Humidity

Humidity and Relative Humidity

This article/section is a stub — some half-sorted notes, not necessarily checked, not necessarily correct. Feel free to ignore, or tell me about it.

Humidity refers to water vapour present in a volume. That much was fairly clear already.

Absolute humidity is (usually) mass per volume of air (e.g. grams per cubic meter), or (sometimes) mass per mass of air (e.g. grams per kilogram)

Absolute humidity feels like a fairly direct measurement, but at the same time is not the most helpful to practical questions like "is there mist" or "how well can I sweat" or "is it likely to rain".

...largely because answers to those also depend on details like how much mass the air could contain right now, which also varies with other things - largely temperature, and also pressure.

Relative Humidity (RH) relates the humidity to the dew point - the point at which the air can hold no more water.

This is more practical, but is also little more involved.

The dew point is basically 'how much water can the air contain right now' - the saturation point of water in air, at which mist/clouds will happen, and at which condensation onto things happens very easily.

...which means RH is now a function of both amount of vapour and temperature (and sometimes hides a 'assuming the temperature does not change').

The dew point itself varies with temperature, because it affects the amount of water moving in and out of the air, but in the context of weather, in any one region, this variation is usually considered to be relatively negligible.

So around things like weather forecasts we simplify things and report dew point as just a temperature.

This is not correct to physics, and actively confusing if you want to understand the intricacies (like how dew relates to dawn), yet it's practical when we only care about the temperature below which air can no longer hold all the vapour so a lot of condensation happens.

On relative humidity values:

• Below perhaps 30% RH air is dry enough that moisture is easily moved into the air
• clothes dry quickly
• mold has little chance
• chapped lips, dry mouth, dry skin, sore eyes, and nosebleeds are more likely
• static electricity builds up more easily, because it won't discharge in smaller amounts as easily as in humid environments
• Books and other paper materials are often stored in at somewhere between 30% and 50% RH, at a lowish temperature.
Lower RH is too dry for paper (verify)
• Above 50% you start to see easier condensation onto cold surfaces
• moist heat feels warmer than dry heat, largely because it makes sweating less effective
this is where the "yeah, but it's a dry heat" comes from, and why it makes sense
• moist cold feels colder than dry cold, largely because condensing moisture conducts out heat faster
different mechanics, similar result
• Throughout the world, average RH is roughly (verify)
• 0-40% in desert(-like) regions
• 40-50% in dry inland regions
• 60-70% in moderate regions
• 70-90% in above seas and near coastlines, in relatively wet climates, rainforests
• 80-100% on islands and near seas, and in some very wet areas
• in any one place, seasonal differences is easily 10-20%, varying a little per region and climate type (verify)
• this is simplified - local climate types and some other influences may have large effects
• RH varies throughout the day.

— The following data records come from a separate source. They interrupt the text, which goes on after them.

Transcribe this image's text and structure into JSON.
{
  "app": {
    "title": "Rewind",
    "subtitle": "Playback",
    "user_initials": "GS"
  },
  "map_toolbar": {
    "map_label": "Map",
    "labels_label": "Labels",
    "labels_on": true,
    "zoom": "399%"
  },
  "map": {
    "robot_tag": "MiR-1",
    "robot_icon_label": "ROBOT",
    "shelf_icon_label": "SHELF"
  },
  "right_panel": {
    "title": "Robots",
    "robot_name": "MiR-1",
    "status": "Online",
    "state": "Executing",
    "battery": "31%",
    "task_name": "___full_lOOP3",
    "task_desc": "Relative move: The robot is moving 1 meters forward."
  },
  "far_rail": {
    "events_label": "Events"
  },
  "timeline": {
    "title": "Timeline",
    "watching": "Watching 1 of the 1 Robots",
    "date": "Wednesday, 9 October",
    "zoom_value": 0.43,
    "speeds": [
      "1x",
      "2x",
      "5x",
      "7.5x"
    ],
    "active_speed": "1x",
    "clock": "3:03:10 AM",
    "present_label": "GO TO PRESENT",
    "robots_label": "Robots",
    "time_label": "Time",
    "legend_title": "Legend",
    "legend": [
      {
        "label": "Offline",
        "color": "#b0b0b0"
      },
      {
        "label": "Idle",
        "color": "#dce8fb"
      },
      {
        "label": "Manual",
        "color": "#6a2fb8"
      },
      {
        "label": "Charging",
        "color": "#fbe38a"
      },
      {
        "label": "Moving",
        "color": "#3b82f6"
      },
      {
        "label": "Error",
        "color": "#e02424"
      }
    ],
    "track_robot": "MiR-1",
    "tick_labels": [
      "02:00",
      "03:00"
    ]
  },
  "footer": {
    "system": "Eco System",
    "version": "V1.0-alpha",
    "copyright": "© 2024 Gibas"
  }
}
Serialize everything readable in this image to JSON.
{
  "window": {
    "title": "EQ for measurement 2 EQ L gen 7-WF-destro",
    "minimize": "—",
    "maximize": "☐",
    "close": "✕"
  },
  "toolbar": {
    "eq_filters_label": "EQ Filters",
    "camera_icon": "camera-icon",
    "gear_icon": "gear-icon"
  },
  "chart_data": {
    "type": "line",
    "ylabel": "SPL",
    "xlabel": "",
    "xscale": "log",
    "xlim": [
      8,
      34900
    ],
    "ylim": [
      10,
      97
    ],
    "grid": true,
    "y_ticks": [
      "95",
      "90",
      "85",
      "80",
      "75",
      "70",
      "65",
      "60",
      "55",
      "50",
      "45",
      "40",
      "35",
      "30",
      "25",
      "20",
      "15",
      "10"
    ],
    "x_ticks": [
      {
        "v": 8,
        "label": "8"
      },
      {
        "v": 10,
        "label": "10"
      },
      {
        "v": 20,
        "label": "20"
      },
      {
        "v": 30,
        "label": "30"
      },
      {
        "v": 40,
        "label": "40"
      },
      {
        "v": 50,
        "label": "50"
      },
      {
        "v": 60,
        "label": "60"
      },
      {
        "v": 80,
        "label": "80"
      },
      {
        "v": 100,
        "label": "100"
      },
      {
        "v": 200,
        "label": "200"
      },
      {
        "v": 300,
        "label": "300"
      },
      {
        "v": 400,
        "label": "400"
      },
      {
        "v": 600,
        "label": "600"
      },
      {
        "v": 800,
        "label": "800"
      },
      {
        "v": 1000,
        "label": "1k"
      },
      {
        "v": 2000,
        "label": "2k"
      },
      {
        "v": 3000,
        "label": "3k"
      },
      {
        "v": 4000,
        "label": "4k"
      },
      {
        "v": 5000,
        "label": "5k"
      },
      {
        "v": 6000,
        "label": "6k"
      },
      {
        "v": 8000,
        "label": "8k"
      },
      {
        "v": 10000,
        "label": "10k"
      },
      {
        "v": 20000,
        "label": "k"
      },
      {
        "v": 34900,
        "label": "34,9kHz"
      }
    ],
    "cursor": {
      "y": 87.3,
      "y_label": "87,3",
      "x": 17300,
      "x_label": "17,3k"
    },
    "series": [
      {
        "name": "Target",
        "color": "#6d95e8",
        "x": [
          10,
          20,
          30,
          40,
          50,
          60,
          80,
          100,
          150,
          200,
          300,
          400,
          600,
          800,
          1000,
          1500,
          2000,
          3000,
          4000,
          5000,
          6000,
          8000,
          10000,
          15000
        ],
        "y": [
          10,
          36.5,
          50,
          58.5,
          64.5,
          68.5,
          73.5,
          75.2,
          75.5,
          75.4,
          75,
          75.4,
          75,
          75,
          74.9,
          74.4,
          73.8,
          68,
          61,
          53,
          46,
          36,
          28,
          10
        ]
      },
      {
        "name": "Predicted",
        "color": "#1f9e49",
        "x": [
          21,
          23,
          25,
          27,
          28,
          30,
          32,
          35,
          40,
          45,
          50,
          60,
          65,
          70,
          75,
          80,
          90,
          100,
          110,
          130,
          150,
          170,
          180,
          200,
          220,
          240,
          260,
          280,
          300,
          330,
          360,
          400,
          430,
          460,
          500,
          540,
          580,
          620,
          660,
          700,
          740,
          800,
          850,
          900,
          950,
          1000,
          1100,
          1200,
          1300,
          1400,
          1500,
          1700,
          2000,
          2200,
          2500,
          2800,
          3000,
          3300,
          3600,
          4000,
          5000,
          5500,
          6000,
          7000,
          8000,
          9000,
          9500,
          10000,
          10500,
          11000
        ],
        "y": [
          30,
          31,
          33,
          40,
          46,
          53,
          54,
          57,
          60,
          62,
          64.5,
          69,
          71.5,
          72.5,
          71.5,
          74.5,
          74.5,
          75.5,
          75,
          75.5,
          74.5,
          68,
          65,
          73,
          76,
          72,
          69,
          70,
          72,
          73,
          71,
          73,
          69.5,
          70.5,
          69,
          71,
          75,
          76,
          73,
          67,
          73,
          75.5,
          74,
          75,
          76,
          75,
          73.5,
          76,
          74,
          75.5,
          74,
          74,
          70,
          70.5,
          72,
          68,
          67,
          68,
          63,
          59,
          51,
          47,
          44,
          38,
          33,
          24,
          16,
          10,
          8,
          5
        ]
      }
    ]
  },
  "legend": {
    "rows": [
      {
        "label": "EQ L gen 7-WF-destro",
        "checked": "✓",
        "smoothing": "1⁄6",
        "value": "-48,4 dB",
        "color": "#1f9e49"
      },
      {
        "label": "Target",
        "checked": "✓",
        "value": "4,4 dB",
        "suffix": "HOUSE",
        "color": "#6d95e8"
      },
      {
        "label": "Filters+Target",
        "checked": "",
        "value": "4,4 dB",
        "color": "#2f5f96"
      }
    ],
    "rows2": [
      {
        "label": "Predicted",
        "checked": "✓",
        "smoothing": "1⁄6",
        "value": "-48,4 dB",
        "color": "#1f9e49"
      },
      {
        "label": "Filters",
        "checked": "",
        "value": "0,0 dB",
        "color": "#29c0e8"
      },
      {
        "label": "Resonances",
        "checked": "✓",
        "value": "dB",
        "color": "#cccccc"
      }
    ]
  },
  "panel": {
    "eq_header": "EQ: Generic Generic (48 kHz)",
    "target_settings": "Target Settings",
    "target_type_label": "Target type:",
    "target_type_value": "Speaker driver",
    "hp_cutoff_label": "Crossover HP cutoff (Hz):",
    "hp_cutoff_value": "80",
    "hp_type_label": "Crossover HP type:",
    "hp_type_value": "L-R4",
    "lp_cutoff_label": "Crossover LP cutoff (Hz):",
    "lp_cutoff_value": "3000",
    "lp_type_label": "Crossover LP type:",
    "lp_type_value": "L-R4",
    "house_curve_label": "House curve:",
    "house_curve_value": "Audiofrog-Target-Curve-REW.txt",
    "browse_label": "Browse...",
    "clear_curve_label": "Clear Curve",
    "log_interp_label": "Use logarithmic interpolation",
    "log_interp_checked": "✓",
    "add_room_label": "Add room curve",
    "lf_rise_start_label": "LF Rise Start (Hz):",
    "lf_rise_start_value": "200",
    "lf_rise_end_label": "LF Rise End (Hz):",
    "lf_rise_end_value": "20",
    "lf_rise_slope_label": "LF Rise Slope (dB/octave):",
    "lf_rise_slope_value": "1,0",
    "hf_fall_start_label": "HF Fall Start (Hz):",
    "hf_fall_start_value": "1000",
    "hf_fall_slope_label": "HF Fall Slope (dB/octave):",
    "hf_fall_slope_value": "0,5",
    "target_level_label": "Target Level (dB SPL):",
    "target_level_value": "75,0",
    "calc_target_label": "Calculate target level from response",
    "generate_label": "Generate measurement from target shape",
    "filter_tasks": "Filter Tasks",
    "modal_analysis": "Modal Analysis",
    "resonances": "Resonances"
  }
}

How much differs per climate, but can easily be 50%

Controlling humidity

This article/section is a stub — some half-sorted notes, not necessarily checked, not necessarily correct. Feel free to ignore, or tell me about it.
• Calcium Chloride (CaCl2) (chemically a salt)
deliquesces[1] (when there is a lot of water)
can be reused by dehydrating (e.g. exposing maximum surface area to dry air, or with gentle heat)
http://en.wikipedia.org/wiki/Calcium_chloride
(verify): Usually contains CaO, so is basic. So not the best choice when preserving acidic compounds
• Silica Gel (SiO2)
reusable a bunch of times, in that you can remove the moisture with (gentle) heat
itself clear and nontoxic; if blue or pink, it has a moisture indicator added which is less healthy (if ingested) (verify)
http://en.wikipedia.org/wiki/Silica_gel
• Zinc chloride
http://en.wikipedia.org/wiki/Zinc_chloride
• potassium hydroxide
http://en.wikipedia.org/wiki/Potassium_hydroxide
• sodium hydroxide
http://en.wikipedia.org/wiki/Sodium_hydroxide